Him from making known to the world the rest of his researches in regard to the other bones of the skeleton till he reached the head, and in the memoir cited he treats of the sternum of only a portion of his first " Order."
As it is, so much of them as we have are of considerable importance; for, in this unfortunately unfinished memoir, he describes in some detail the several differences which the sternum in a great many different groups of his Tropidosternii presents, and to some extent makes a methodical disposition of them accordingly.
See Autobiography of Thomas Guthrie, D.D., and Memoir, by his sons (2 vols., London, 1874-1875).
The more important of these were collected and reprinted in a handsome volume (Rankine's Scientific Papers, London, 1881), which contains a memoir of the author by Prof. P. G.
An interesting example is the discussion, by Otto Pettersson, of the effects of long-range fluctuations in the tidegenerating force: this memoir was published about 1914, but has only recently become available to English readers.
(New York, 1811-1812), and were republished with a Memoir by Rev. Tryon Edwards (2 vols., Boston, 1850).
The minor importance of his Memoir of John Mason Good (1828) is due to the narrower fame of the subject.
A memoir of Hill Burton by his wife was prefaced to an edition of The Book Hunter, which like his other works was published at Edinburgh (1882).
His collected Works were published with a Memoir by William Jones in 1799.
Stewart's Memoir prefixed to Hamilton's edition of Reid's works.
It is now necessary to revert to the year 1842, in which Dr Cornay of Rochefort communicated to the French Academy of Sciences a memoir on a new classification of birds, of which, however, nothing but a notice has been preserved (Comptes rendus, xiv.
It has been shown (vide " Memoir on Symmetric Functions of the Roots of Systems of Equations," Phil.
Mimaut, consul-general of France at Alexandria, sent him several books, among which was the memoir written upon the Suez Canal, according to Bonaparte's instructions, by the civil engineer Lapere, one of the scientific members of the French expedition.
See also the Memoir, by Dr E.
Though he received a medal from the Royal Society for his memoir of 1844, and the honorary degree of LL.D.
In 1855 he published a memoir of Thomas Young, and about the same time there appeared Young's collected works in three volumes, for the first two of which Peacock was responsible.

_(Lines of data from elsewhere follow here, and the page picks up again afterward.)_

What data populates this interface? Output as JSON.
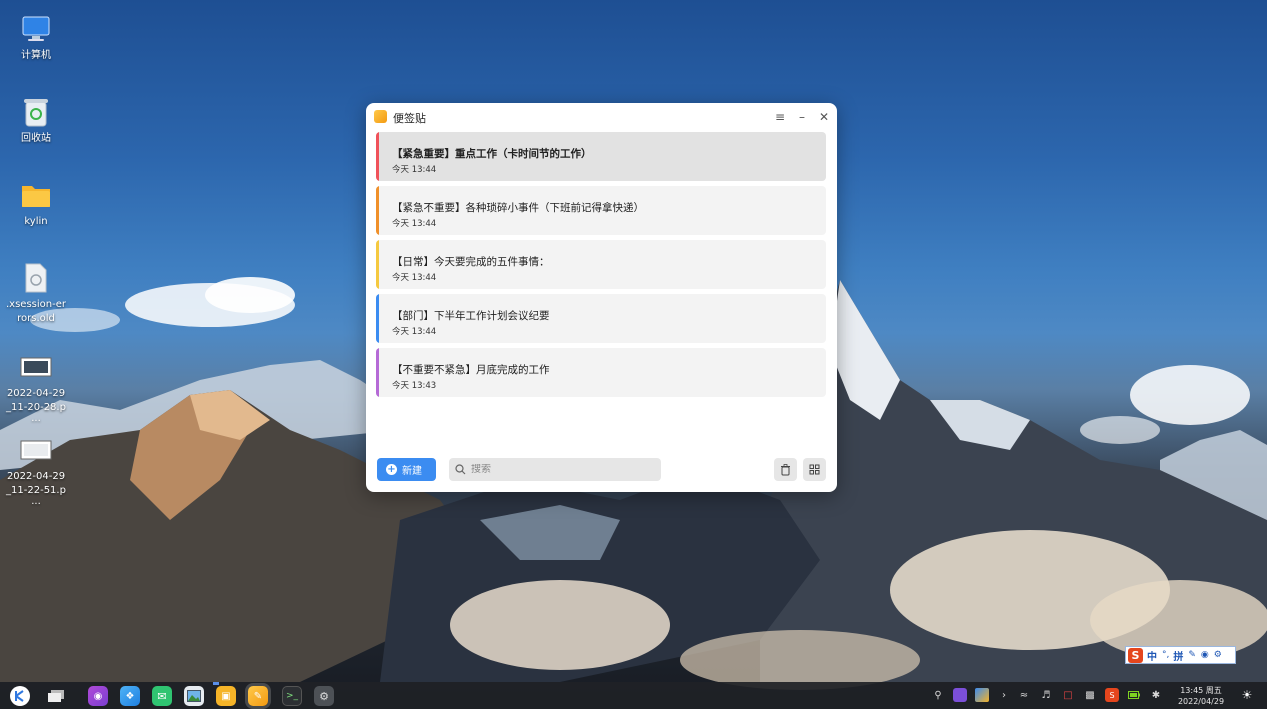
{
  "desktop": {
    "icons": [
      {
        "label": "计算机"
      },
      {
        "label": "回收站"
      },
      {
        "label": "kylin"
      },
      {
        "label": ".xsession-errors.old"
      },
      {
        "label": "2022-04-29_11-20-28.p···"
      },
      {
        "label": "2022-04-29_11-22-51.p···"
      }
    ]
  },
  "window": {
    "title": "便签贴",
    "menu_icon": "menu-icon",
    "minimize_icon": "minimize-icon",
    "close_icon": "close-icon"
  },
  "notes": [
    {
      "title": "【紧急重要】重点工作（卡时间节的工作）",
      "time": "今天  13:44",
      "color": "#f0525a",
      "selected": true
    },
    {
      "title": "【紧急不重要】各种琐碎小事件（下班前记得拿快递）",
      "time": "今天  13:44",
      "color": "#f0902a",
      "selected": false
    },
    {
      "title": "【日常】今天要完成的五件事情：",
      "time": "今天  13:44",
      "color": "#f5c940",
      "selected": false
    },
    {
      "title": "【部门】下半年工作计划会议纪要",
      "time": "今天  13:44",
      "color": "#3b8cf1",
      "selected": false
    },
    {
      "title": "【不重要不紧急】月底完成的工作",
      "time": "今天  13:43",
      "color": "#b56ad6",
      "selected": false
    }
  ],
  "toolbar": {
    "new_label": "新建",
    "search_placeholder": "搜索"
  },
  "ime": {
    "mode": "中",
    "pinyin": "拼"
  },
  "taskbar": {
    "clock_time": "13:45 周五",
    "clock_date": "2022/04/29"
  }
}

Notice has next to be taken of a Memoir on the Employment of Sternal Characters in establishing Natural Families among Birds, which was read by De Blainville before the Academy of Sciences of Paris in 1815, 5 but not published in full for more than five years later (Journal de physique.
In the following year .another set of hints - of a kind so different that probably no one then living would have thought it possible that they should ever be brought in correlation with those of Nitzsch - are contained in a memoir on Fishes contributed to the tenth volume of the Annales du Museum d'histoire naturelle of Paris by Etienne Geoffroy St-Hilaire in 1807.1 Here we have it stated as a general truth (p. too) that young birds have the ' sternum formed of five separate pieces - one in the middle, being its keel, and two " annexes " on each side to which the ribs are .articulated - all, however, finally uniting to form the single " breast-bone."
1 Indeed, the study of this memoir, limited though it be in scope, could not fail to convince any one that it proceeded from the mind of one who taught with the authority derived directly from original knowledge, and not from association with the scribes - a conviction that has become strengthened as, in a series of successive memoirs, the stores of more than twenty years' silent observation and unremitting research were unfolded, and, more than that, the hidden forces of the science of morphology were gradually brought to bear upon almost each subject that came under discussion.